“I gradually walked into this old lecture room, the first thing caught my eye was the significant high windows on the other end of the room. Light poured in and cast onto the wide stairs that extend towards where I was standing. I made my way to several stairs, and saw two screens on both sides of the diagonal ceilings above. Within a close look, I found myself in them, but something was weird. And then I turned around and saw the person behind me standing several steps away. She raised her head up and had a looked at those screens that I was in. I looked up, in the voids of the large rafters above her, there were moving clouds on a blue sky.”
The extended screens “For the spectator, it was both inside the room within the painting and outside in the real landscape. This is how we see the world. We see it outside ourselves, and at the same time we only have a representation of it in ourselves. “ - René Magritte La Ligne de Vie II, February 1940 Since the boundary between inside and outside space is always an endless and consciousness-relevant topic, my work moved away from drawing definition lines to literally showing the coexistence of these two spatial concepts by playing with screens. Both of the two pieces demonstrated the notion of extended screen in different ways. According to the sequence of participants viewing, they firstly see the doubling of the scene with chairs, stairs and other spatial components in the room on screens that were captured by web-cams, which is the extension of interior space. On the other hand, the participants then also see the recording of sky move reflected onto the rafters, and in this situation the screen shows the extension of exterior space. Within those screens, the room becomes an aggregation of inside and outside space, a maze.
The logic space “Surrealism has sometimes seemed to signify a rejection of the exterior world, insofar as automatic writing, automatic drawing, and automatic painting are frankly oriented toward the “interior model,” in other words, toward the unconscious.” - José Pierre The Great Exterior Object “I think in terms of psychological aspects, how we locate ourselves in a room, how we fill a space and are comfortable in it. I am also interested in how we control a space......You do try to make yourself comfortable in a space. You try and know the space in some sense.” - Bruce Nauman Inspired by the exploration that surrealists do about transforming exterior familiarity into unconscious interior model, as well as their obsession with mirroring effects. I came up with the experiment of digital mirroring using web-cams, which is under an ordinary scenario that people take for granted, and by arranging the angle of the cameras and shifting its function, created an opposite and meaningless effect to arouse unfamiliarity, comfortableness loss and the sense of counter-logic. The same effect was reached by introducing exterior appearance into an interior space, which happens on the other piece. And if the later is considered as indicating physical exterior outside the room, the former is the psychological exterior outside participant’s logical and conscious mind. Here, the complex of interior and exterior in terms of both the space and mind is the space-people relationship of the work as a whole.
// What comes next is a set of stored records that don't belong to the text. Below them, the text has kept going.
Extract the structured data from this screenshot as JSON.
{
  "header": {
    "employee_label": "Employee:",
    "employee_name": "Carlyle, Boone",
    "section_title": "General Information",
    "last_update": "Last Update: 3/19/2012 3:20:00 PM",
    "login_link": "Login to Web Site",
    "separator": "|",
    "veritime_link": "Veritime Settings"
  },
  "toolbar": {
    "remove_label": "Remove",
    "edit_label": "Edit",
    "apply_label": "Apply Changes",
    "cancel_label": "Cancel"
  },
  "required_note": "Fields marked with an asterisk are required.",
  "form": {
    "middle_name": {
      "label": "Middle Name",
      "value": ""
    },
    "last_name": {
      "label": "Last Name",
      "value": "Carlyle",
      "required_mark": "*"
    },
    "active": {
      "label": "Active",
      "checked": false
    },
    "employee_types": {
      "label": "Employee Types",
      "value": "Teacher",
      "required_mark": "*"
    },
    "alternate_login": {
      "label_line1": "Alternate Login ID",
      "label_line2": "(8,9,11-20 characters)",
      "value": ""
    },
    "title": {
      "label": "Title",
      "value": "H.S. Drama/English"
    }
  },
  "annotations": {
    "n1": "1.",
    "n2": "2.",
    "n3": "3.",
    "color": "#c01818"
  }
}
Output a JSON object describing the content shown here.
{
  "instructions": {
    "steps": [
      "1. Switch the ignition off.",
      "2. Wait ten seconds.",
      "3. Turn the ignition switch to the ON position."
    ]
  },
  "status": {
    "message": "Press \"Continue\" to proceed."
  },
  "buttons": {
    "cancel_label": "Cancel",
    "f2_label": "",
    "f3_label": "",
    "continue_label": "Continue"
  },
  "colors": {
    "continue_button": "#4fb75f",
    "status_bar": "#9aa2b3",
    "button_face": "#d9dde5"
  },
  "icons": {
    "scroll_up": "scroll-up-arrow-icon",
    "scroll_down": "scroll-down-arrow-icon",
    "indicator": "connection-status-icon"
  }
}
The two views “He didn’t put it there and it’s in my head; He put it there and nobody knows it but me; He didn’t put it there and it’s there anyway.” - Peter Plagens, “Bruce Nauman: Mapping the Studio The big step I made was adding another participant into the whole navigation of the work. Since a large proportion of my intention of digital mirroring was to show how vision could detect as well as conceal, by putting another participant there, not only the sense of scale and presence was emphasized on but also the layering of vision got richer. Although they all have a clear understanding of the other party’s situation, par-
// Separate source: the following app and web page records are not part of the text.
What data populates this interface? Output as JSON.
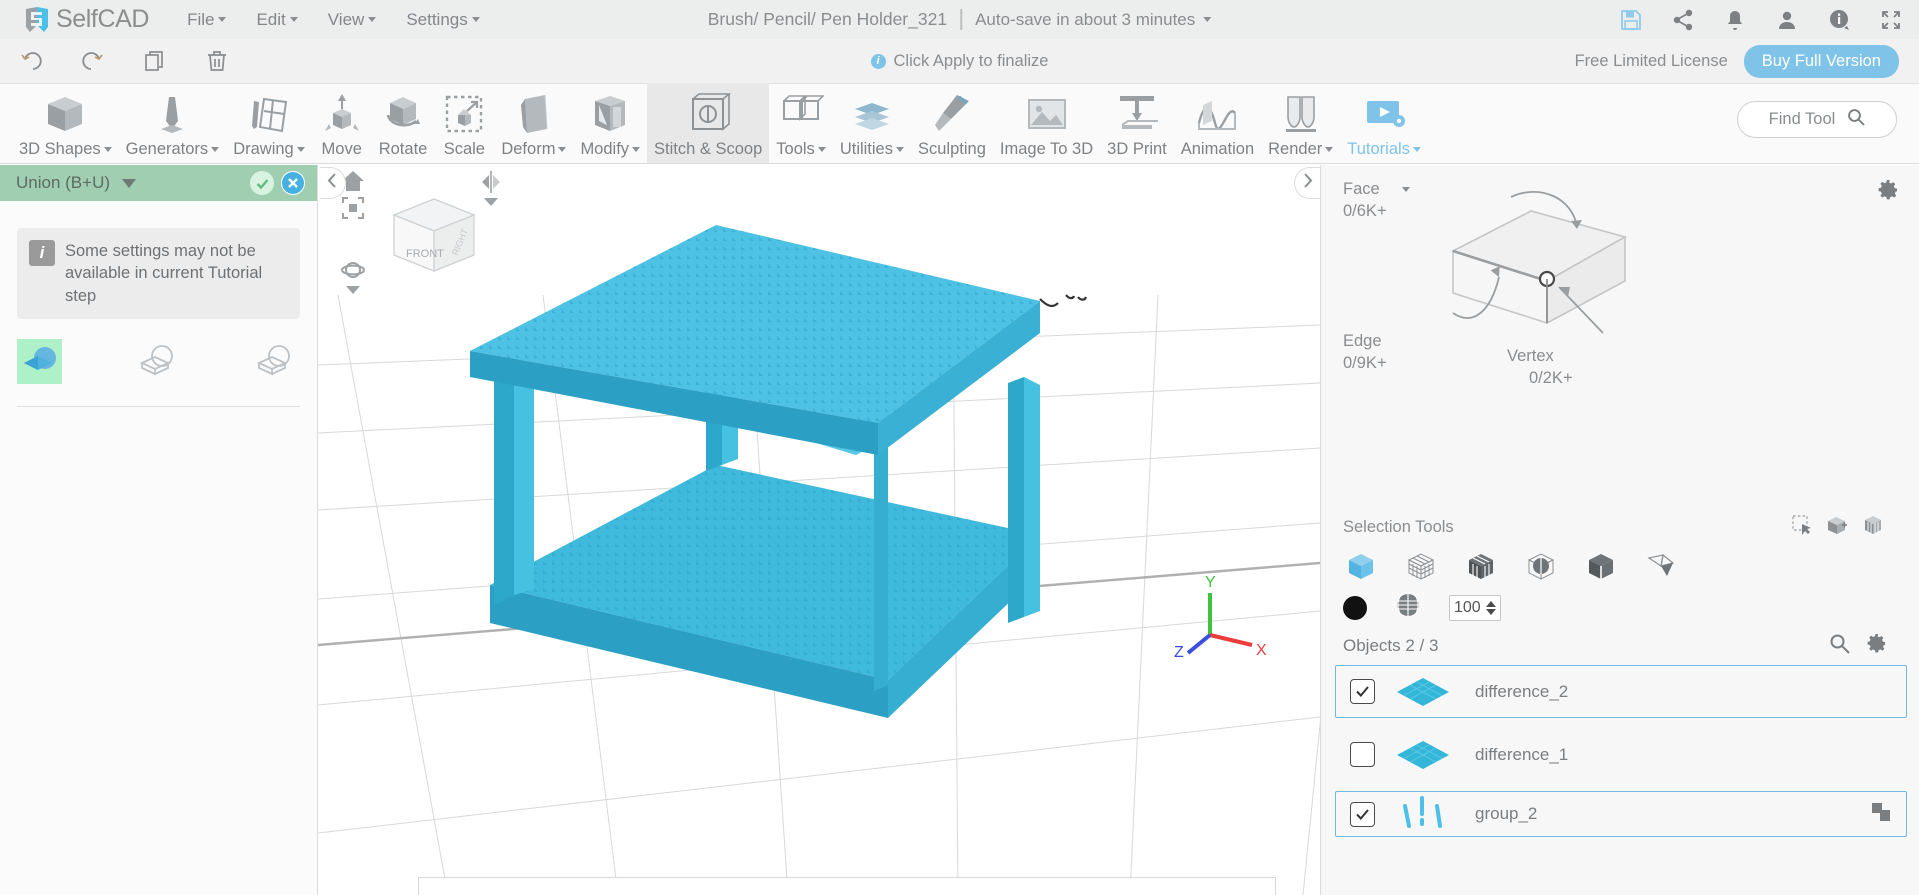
{
  "menubar": {
    "brand": "SelfCAD",
    "brand_icon": "selfcad-logo-icon",
    "items": [
      {
        "label": "File",
        "icon": "chevron-down-icon"
      },
      {
        "label": "Edit",
        "icon": "chevron-down-icon"
      },
      {
        "label": "View",
        "icon": "chevron-down-icon"
      },
      {
        "label": "Settings",
        "icon": "chevron-down-icon"
      }
    ],
    "document_title": "Brush/ Pencil/ Pen Holder_321",
    "autosave_label": "Auto-save in about 3 minutes",
    "icons": [
      {
        "name": "save-icon"
      },
      {
        "name": "share-icon"
      },
      {
        "name": "notifications-bell-icon"
      },
      {
        "name": "user-account-icon"
      },
      {
        "name": "info-icon"
      },
      {
        "name": "fullscreen-icon"
      }
    ]
  },
  "actionbar": {
    "undo_icon": "undo-icon",
    "redo_icon": "redo-icon",
    "copy_icon": "copy-icon",
    "delete_icon": "trash-icon",
    "apply_hint": "Click Apply to finalize",
    "license_text": "Free Limited License",
    "buy_label": "Buy Full Version"
  },
  "ribbon": {
    "tools": [
      {
        "label": "3D Shapes",
        "icon": "cube-icon",
        "dropdown": true
      },
      {
        "label": "Generators",
        "icon": "generator-icon",
        "dropdown": true
      },
      {
        "label": "Drawing",
        "icon": "pencil-sketch-icon",
        "dropdown": true
      },
      {
        "label": "Move",
        "icon": "move-arrows-icon",
        "dropdown": false
      },
      {
        "label": "Rotate",
        "icon": "rotate-icon",
        "dropdown": false
      },
      {
        "label": "Scale",
        "icon": "scale-icon",
        "dropdown": false
      },
      {
        "label": "Deform",
        "icon": "deform-icon",
        "dropdown": true
      },
      {
        "label": "Modify",
        "icon": "modify-icon",
        "dropdown": true
      },
      {
        "label": "Stitch & Scoop",
        "icon": "stitch-scoop-icon",
        "dropdown": false,
        "active": true
      },
      {
        "label": "Tools",
        "icon": "tools-icon",
        "dropdown": true
      },
      {
        "label": "Utilities",
        "icon": "utilities-icon",
        "dropdown": true
      },
      {
        "label": "Sculpting",
        "icon": "sculpting-icon",
        "dropdown": false
      },
      {
        "label": "Image To 3D",
        "icon": "image-to-3d-icon",
        "dropdown": false
      },
      {
        "label": "3D Print",
        "icon": "printer-icon",
        "dropdown": false
      },
      {
        "label": "Animation",
        "icon": "animation-icon",
        "dropdown": false
      },
      {
        "label": "Render",
        "icon": "render-icon",
        "dropdown": true
      },
      {
        "label": "Tutorials",
        "icon": "tutorials-play-icon",
        "dropdown": true,
        "highlight": true
      }
    ],
    "find_tool_label": "Find Tool",
    "find_tool_icon": "search-icon"
  },
  "left_panel": {
    "title": "Union (B+U)",
    "confirm_icon": "check-icon",
    "cancel_icon": "close-icon",
    "note": "Some settings may not be available in current Tutorial step",
    "note_icon": "info-square-icon",
    "operations": [
      {
        "name": "union-op",
        "selected": true
      },
      {
        "name": "subtract-op",
        "selected": false
      },
      {
        "name": "intersect-op",
        "selected": false
      }
    ]
  },
  "viewport": {
    "collapse_left_icon": "chevron-left-icon",
    "collapse_right_icon": "chevron-right-icon",
    "home_icon": "home-icon",
    "frame-selection_icon": "frame-selection-icon",
    "mirror_icon": "mirror-icon",
    "orbit_icon": "orbit-icon",
    "cube_front_label": "FRONT",
    "axis": {
      "x": "X",
      "y": "Y",
      "z": "Z"
    }
  },
  "right_panel": {
    "settings_icon": "gear-icon",
    "face": {
      "label": "Face",
      "value": "0/6K+",
      "dropdown_icon": "chevron-down-icon"
    },
    "edge": {
      "label": "Edge",
      "value": "0/9K+"
    },
    "vertex": {
      "label": "Vertex",
      "value": "0/2K+"
    },
    "selection_tools_label": "Selection Tools",
    "selection_mini_icons": [
      {
        "name": "rect-select-icon"
      },
      {
        "name": "box-select-icon"
      },
      {
        "name": "through-select-icon"
      }
    ],
    "selection_types": [
      {
        "name": "object-select-icon",
        "active": true
      },
      {
        "name": "mesh-grid-select-icon",
        "active": false
      },
      {
        "name": "voxel-select-icon",
        "active": false
      },
      {
        "name": "sphere-select-icon",
        "active": false
      },
      {
        "name": "face-select-icon",
        "active": false
      },
      {
        "name": "polygon-select-icon",
        "active": false
      }
    ],
    "material": {
      "color_swatch": "#111111",
      "texture_icon": "texture-sphere-icon",
      "opacity_value": "100"
    },
    "objects_label": "Objects 2 / 3",
    "objects_search_icon": "search-icon",
    "objects_settings_icon": "gear-icon",
    "objects": [
      {
        "name": "difference_2",
        "checked": true,
        "selected": true,
        "thumb": "diamond-mesh-thumb"
      },
      {
        "name": "difference_1",
        "checked": false,
        "selected": false,
        "thumb": "diamond-mesh-thumb"
      },
      {
        "name": "group_2",
        "checked": true,
        "selected": true,
        "thumb": "group-strokes-thumb",
        "trailing_icon": "group-icon"
      }
    ]
  },
  "colors": {
    "accent": "#7fc3e8",
    "model": "#35b6d8",
    "panel_header": "#9fcfb0",
    "selected_border": "#72b9e0"
  }
}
ticipant 1 can never see his/her face while participant 2 doesn’t get the sense that she/he is involved in the large image of exterior sky. Both people watch and get watched, and both of them see and don’t see. It’s a vision game that people are trapped in. It’s also an interesting people-people relationship that the work creates.
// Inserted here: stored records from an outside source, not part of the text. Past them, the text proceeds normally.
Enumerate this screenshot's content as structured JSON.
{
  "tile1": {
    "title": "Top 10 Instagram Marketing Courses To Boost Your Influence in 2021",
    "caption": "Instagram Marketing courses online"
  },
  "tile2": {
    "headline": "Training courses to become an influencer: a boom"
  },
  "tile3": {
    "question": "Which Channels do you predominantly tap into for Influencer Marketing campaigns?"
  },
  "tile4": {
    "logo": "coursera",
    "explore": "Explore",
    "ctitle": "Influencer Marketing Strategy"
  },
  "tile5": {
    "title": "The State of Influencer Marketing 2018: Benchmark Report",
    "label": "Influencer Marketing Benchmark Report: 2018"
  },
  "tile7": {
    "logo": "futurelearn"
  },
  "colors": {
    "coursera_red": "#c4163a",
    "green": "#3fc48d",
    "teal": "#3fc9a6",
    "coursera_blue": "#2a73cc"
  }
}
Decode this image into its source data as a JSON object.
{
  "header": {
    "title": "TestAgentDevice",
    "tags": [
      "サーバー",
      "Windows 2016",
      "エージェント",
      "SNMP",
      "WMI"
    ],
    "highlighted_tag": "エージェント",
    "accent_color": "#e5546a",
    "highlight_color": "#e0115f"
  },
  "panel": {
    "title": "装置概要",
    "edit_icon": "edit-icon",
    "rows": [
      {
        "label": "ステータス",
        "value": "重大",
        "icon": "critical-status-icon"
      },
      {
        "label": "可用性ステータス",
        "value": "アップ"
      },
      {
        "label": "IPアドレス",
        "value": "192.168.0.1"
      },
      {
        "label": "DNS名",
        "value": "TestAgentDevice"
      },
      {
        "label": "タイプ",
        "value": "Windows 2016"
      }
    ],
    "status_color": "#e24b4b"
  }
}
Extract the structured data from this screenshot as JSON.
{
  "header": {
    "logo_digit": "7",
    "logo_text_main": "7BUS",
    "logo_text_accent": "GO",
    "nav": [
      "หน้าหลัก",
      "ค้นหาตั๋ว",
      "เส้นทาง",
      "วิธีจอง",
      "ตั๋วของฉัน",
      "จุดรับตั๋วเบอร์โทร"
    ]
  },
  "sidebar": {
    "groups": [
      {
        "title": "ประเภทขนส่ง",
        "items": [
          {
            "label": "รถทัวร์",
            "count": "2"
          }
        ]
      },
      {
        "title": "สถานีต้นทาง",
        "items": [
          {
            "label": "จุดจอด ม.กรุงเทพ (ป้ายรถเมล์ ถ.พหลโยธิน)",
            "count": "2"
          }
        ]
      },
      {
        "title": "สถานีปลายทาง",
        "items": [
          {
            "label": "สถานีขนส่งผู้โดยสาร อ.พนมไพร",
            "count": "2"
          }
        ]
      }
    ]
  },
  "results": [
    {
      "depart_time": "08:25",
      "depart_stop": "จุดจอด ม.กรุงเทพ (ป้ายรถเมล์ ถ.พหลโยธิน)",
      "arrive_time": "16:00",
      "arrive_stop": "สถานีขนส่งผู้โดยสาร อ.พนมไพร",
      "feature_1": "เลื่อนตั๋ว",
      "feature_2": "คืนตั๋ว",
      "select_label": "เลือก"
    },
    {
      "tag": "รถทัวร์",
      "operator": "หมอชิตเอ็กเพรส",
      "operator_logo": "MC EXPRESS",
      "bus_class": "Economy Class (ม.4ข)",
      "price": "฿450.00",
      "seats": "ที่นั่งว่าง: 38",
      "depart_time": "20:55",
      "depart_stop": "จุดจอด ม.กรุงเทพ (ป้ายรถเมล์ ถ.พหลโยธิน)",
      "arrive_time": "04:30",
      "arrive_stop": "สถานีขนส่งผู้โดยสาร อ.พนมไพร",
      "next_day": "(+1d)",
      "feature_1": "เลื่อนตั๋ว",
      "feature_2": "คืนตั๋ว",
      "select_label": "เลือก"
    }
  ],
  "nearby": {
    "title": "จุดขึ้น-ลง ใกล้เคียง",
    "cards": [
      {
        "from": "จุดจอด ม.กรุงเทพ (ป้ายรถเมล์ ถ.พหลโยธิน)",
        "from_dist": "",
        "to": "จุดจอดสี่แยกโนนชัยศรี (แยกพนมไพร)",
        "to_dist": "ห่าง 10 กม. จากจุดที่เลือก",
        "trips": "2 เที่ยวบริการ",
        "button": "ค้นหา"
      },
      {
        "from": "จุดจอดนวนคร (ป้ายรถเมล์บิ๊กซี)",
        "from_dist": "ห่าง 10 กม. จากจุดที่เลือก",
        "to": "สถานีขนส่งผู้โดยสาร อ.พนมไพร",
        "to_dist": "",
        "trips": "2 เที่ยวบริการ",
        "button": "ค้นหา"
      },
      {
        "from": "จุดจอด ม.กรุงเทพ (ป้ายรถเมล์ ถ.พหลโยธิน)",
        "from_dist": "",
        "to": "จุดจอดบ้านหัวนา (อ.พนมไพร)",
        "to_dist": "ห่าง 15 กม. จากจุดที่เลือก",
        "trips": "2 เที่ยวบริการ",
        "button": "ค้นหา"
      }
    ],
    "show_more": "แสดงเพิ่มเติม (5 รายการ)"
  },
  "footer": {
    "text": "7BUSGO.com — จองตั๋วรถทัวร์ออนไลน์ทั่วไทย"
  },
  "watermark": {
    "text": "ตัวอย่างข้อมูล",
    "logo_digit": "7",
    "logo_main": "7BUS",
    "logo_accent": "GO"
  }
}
Light “As for the light, I think that if it has the power to make objects visible, its existence is manifest only if the objects receive it. Light is invisible as matter.” - René Magritte La Ligne de Vie II, February 1940 The explanation of the relationship between the two pieces ends up with a question. Like René Magritte’s explanation of clouds and sky in his paintings indicating day, and how light can only be visible while objects receive it, the moving sky in the work can be considered as light. Light is supposed to be invisible, but we see objects, so we know it is there. What if we can never see our front appearance, as the maze that the installation creates, how do we know we are there?